[Dataset rows for apps and sites]

☆ ☆ ☆ ☆ ☆

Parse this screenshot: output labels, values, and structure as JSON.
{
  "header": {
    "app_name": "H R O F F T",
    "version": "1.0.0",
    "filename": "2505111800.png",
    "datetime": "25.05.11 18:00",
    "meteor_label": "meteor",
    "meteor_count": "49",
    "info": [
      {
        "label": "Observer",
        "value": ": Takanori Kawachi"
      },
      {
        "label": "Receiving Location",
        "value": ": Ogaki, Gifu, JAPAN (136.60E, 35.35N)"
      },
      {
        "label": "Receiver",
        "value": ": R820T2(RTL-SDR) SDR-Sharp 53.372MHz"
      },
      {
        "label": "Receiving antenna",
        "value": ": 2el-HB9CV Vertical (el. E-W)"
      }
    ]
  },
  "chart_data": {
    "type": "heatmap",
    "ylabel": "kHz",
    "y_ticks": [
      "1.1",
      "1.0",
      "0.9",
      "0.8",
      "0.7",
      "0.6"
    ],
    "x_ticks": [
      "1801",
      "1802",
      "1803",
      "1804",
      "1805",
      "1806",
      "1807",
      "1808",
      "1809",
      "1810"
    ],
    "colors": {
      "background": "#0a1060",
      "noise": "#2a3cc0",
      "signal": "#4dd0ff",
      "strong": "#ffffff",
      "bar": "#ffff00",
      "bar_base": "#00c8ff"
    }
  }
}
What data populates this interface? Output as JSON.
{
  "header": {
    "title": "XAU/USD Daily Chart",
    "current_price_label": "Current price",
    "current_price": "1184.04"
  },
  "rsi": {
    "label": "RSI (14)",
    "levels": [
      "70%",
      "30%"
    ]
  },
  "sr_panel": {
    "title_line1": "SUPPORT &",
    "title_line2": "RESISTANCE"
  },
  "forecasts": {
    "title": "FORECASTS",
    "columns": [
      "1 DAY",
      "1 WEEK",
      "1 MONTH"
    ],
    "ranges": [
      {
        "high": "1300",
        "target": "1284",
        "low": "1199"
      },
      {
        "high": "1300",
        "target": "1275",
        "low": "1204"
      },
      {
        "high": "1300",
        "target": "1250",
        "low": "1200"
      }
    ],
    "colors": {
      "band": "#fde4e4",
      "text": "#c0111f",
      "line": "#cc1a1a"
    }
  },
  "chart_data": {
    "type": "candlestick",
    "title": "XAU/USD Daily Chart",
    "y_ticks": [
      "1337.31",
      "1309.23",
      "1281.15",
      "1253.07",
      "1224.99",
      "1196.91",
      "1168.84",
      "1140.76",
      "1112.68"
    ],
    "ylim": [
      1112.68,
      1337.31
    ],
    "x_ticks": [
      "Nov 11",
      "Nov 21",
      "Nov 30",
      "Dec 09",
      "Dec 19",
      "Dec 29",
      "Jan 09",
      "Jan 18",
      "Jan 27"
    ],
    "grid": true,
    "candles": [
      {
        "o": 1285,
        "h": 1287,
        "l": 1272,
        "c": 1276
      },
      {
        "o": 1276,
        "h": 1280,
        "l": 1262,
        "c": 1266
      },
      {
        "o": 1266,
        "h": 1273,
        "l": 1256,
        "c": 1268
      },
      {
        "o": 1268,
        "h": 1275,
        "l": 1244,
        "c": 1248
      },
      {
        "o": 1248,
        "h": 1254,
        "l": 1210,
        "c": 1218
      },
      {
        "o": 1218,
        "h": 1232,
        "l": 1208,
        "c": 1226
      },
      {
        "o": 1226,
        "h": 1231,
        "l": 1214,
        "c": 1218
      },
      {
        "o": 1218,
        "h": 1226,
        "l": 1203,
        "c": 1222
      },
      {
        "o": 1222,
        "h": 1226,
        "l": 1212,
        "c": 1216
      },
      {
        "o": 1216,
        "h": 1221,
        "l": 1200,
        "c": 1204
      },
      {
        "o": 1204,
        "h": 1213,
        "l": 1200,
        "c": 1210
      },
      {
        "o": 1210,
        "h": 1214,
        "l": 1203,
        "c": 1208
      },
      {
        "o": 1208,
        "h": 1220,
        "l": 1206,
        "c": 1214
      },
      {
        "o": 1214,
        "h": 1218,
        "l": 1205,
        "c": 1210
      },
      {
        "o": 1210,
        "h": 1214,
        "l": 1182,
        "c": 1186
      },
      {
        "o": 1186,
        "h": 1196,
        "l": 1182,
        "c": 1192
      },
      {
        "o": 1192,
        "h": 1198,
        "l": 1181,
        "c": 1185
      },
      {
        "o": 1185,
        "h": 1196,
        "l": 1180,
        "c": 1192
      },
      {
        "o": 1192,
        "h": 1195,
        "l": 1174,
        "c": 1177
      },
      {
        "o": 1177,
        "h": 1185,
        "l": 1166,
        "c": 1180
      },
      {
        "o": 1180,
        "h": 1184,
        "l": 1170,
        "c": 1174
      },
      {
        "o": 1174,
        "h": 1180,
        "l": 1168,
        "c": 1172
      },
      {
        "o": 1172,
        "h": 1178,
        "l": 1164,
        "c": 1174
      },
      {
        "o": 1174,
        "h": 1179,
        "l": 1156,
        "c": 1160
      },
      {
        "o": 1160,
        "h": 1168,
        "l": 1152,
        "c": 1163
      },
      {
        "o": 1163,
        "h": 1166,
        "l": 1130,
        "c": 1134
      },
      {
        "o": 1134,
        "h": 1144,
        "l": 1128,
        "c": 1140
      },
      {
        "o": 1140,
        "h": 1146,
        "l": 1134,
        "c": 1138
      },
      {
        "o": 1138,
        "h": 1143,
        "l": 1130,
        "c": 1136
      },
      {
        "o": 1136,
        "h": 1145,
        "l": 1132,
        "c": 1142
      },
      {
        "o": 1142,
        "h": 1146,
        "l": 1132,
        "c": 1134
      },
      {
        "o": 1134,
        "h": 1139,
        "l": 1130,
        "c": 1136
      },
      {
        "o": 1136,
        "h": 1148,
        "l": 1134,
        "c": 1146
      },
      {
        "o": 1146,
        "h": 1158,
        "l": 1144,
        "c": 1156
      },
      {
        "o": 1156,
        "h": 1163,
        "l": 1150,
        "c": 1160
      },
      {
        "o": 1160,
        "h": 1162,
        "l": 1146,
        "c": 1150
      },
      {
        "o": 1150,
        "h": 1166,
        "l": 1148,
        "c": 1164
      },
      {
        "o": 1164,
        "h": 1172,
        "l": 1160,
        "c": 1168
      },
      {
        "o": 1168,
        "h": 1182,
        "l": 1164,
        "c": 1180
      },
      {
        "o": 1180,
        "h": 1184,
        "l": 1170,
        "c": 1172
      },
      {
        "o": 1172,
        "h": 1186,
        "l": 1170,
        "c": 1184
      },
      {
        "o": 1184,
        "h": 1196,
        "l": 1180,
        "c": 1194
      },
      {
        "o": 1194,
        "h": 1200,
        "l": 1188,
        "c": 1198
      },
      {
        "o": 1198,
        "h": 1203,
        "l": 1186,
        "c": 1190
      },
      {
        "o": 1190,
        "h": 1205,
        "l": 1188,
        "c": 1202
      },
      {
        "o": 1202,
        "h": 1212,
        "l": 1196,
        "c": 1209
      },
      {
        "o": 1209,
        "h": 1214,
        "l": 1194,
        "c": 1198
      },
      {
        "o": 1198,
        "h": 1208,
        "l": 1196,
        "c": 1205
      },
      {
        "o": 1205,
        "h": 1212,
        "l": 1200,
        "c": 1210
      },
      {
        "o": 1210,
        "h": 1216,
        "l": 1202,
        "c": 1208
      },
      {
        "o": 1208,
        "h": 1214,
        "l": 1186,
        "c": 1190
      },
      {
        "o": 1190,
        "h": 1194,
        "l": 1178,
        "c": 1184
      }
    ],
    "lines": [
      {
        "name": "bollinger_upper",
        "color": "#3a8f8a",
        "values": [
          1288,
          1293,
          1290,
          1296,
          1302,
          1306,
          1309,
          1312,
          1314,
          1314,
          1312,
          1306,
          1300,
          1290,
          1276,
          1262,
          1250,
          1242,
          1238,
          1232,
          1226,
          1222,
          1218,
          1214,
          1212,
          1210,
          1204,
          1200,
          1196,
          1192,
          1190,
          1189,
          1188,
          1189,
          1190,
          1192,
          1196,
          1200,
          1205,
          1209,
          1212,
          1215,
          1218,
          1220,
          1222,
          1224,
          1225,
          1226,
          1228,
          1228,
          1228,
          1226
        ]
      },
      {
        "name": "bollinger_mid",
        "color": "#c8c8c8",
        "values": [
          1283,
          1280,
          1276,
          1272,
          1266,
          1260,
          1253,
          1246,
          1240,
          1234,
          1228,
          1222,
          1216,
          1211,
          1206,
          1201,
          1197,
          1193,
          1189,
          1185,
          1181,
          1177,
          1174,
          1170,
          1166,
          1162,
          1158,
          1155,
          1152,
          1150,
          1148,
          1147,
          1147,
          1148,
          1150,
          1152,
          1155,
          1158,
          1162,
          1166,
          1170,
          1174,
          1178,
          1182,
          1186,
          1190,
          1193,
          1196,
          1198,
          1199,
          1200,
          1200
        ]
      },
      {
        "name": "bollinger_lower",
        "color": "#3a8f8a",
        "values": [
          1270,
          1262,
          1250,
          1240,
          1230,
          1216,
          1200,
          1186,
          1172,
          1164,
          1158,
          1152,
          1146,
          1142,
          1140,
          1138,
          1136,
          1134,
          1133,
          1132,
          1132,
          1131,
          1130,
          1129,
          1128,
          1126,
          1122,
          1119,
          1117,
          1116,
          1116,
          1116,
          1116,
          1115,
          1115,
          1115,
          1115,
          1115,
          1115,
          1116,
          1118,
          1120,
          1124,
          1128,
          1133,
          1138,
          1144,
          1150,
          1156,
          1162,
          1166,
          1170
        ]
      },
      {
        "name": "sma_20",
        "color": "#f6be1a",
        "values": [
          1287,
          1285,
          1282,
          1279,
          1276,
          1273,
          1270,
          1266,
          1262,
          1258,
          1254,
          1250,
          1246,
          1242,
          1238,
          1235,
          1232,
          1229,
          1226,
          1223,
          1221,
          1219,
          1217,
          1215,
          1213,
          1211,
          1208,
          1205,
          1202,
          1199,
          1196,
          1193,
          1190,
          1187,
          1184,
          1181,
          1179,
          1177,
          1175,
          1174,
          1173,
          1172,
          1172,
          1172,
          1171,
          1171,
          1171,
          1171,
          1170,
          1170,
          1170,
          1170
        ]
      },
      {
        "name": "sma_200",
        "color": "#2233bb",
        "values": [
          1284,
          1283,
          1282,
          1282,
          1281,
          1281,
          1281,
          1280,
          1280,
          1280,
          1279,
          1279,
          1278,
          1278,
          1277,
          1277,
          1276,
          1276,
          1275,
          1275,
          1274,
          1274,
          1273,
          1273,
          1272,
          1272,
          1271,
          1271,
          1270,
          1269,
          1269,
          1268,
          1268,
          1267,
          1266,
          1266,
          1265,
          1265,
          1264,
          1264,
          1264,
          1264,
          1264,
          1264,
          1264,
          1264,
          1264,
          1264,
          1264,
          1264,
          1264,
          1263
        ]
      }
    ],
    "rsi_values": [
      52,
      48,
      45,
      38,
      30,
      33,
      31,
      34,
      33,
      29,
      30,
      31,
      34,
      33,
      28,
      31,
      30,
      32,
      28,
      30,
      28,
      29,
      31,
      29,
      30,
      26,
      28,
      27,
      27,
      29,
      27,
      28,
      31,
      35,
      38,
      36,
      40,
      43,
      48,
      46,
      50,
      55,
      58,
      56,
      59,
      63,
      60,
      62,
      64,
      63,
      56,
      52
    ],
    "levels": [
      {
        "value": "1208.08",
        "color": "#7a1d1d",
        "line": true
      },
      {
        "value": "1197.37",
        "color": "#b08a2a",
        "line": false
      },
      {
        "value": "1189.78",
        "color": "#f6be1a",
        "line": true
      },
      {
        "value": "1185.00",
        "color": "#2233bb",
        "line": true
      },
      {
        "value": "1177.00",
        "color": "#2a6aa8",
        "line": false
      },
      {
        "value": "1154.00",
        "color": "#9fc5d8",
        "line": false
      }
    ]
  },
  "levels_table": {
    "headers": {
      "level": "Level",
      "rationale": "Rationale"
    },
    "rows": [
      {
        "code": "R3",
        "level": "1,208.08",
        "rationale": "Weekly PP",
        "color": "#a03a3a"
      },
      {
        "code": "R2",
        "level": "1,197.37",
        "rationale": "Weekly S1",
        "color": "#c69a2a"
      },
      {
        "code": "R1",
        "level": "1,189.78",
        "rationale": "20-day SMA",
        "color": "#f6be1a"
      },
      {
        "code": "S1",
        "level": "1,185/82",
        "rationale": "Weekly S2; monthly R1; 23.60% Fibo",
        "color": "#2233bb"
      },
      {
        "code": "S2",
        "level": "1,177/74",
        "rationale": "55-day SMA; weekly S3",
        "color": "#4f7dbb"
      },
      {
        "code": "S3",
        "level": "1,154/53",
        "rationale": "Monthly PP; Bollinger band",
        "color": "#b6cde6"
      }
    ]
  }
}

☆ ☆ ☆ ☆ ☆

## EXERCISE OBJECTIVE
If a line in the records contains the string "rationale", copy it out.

## THE ANSWER
      "rationale": "Rationale"
        "rationale": "Weekly PP",
        "rationale": "Weekly S1",
        "rationale": "20-day SMA",
        "rationale": "Weekly S2; monthly R1; 23.60% Fibo",
        "rationale": "55-day SMA; weekly S3",
        "rationale": "Monthly PP; Bollinger band",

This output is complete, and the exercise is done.